President Donald Trump will meet Tuesday with the heads of the big three U.S. automakers as he looks to persuade car manufacturers to retain operations within the country.
The heads of Ford, Fiat Chrysler and General Motors will meet Trump at the White House, press secretary Sean Spicer said. Spicer didn’t further identify the auto executives who will meet with Trump.
Trump met Monday with prominent American manufacturers, including Elon Musk, the head of Tesla Motors Inc., and said he would dramatically cut regulations and corporate taxes. But Trump said manufacturers would face tough penalties if they move production outside the country. Ford Chief Executive Officer Mark Fields also attended that meeting.
"We think we can cut regulations by 75%. Maybe more," Trump said. "When you want to expand your plant, or when Mark wants to come in and build a big massive plant, or when Dell wants to come in and do something monstrous and special--you’re going to have your approvals really fast."
After the meeting, Fields said he was confident Trump was "very serious on making sure the United States economy is going to be strong and have policies--on tax, regulatory or trade--to drive that."
Trump has openly agitated U.S. automakers to keep jobs in the United States and cancel plans to build plants abroad.
"Car companies and others, if they want to do business in our country, have to start making things here again.
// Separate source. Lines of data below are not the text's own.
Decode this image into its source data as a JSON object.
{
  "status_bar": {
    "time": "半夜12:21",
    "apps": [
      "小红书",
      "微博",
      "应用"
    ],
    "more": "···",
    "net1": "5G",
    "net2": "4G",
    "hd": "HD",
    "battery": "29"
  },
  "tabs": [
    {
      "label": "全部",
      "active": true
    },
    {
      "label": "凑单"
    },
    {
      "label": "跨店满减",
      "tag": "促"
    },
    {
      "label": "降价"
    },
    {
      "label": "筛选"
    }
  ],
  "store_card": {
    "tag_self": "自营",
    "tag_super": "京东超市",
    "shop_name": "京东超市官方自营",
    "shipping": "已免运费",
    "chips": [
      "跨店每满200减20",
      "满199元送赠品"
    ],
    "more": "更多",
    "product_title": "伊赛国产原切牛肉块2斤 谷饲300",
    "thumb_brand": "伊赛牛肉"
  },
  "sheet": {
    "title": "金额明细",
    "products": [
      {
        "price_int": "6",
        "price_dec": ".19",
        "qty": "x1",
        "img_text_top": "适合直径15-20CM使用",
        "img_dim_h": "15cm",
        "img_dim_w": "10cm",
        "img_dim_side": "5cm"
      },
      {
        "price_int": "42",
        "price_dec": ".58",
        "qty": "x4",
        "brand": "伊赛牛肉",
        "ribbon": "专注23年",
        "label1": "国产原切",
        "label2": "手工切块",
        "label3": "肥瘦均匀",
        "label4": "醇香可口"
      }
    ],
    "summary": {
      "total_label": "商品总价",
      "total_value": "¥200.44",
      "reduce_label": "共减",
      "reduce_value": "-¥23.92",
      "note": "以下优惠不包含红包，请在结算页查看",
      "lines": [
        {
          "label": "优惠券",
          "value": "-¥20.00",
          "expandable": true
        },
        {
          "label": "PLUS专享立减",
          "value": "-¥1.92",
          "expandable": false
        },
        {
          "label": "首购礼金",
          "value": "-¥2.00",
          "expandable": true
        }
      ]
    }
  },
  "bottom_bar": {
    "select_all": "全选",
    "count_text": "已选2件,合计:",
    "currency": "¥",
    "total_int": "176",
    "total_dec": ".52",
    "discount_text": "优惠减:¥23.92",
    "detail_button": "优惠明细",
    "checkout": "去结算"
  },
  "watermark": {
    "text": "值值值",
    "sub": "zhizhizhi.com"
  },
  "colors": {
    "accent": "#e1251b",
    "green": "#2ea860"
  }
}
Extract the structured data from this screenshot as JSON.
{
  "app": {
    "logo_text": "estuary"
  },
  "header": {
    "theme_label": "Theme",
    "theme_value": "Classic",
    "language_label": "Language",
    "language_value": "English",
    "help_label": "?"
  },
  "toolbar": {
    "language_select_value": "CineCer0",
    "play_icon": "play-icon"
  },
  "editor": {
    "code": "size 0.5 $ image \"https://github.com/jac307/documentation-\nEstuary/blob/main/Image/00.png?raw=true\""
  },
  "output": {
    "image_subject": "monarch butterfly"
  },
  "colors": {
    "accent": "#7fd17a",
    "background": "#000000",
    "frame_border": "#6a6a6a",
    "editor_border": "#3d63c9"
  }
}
WIN!" Trump tweeted on Sunday.
All three automakers have given Trump fodder for promoting his efforts to boost U.S. hiring. Ford canceled a $1.6 billion car assembly plant in Mexico and has said it will spend $700 million to expand a Michigan factory instead. GM and Fiat Chrysler have each pledged $1 billion in investment toward domestic assemblies, though both companies have said their plans were made prior to Trump winning the election.
All three also continue to produce vehicles in Mexico. Ford will assemble Focus compacts at an existing factory in Hermosillo already building Fusion and Lincoln MKZ sedans.
GM hasn’t announced any step back from plans announced in late 2014 that it would spend $5 billion on new plants in the country by 2018, creating 5,600 jobs. Fiat Chrysler has seven facilities south of the border building parts as well as Ram trucks and vans, Fiat 500 small cars and Dodge Journey sport utility vehicles.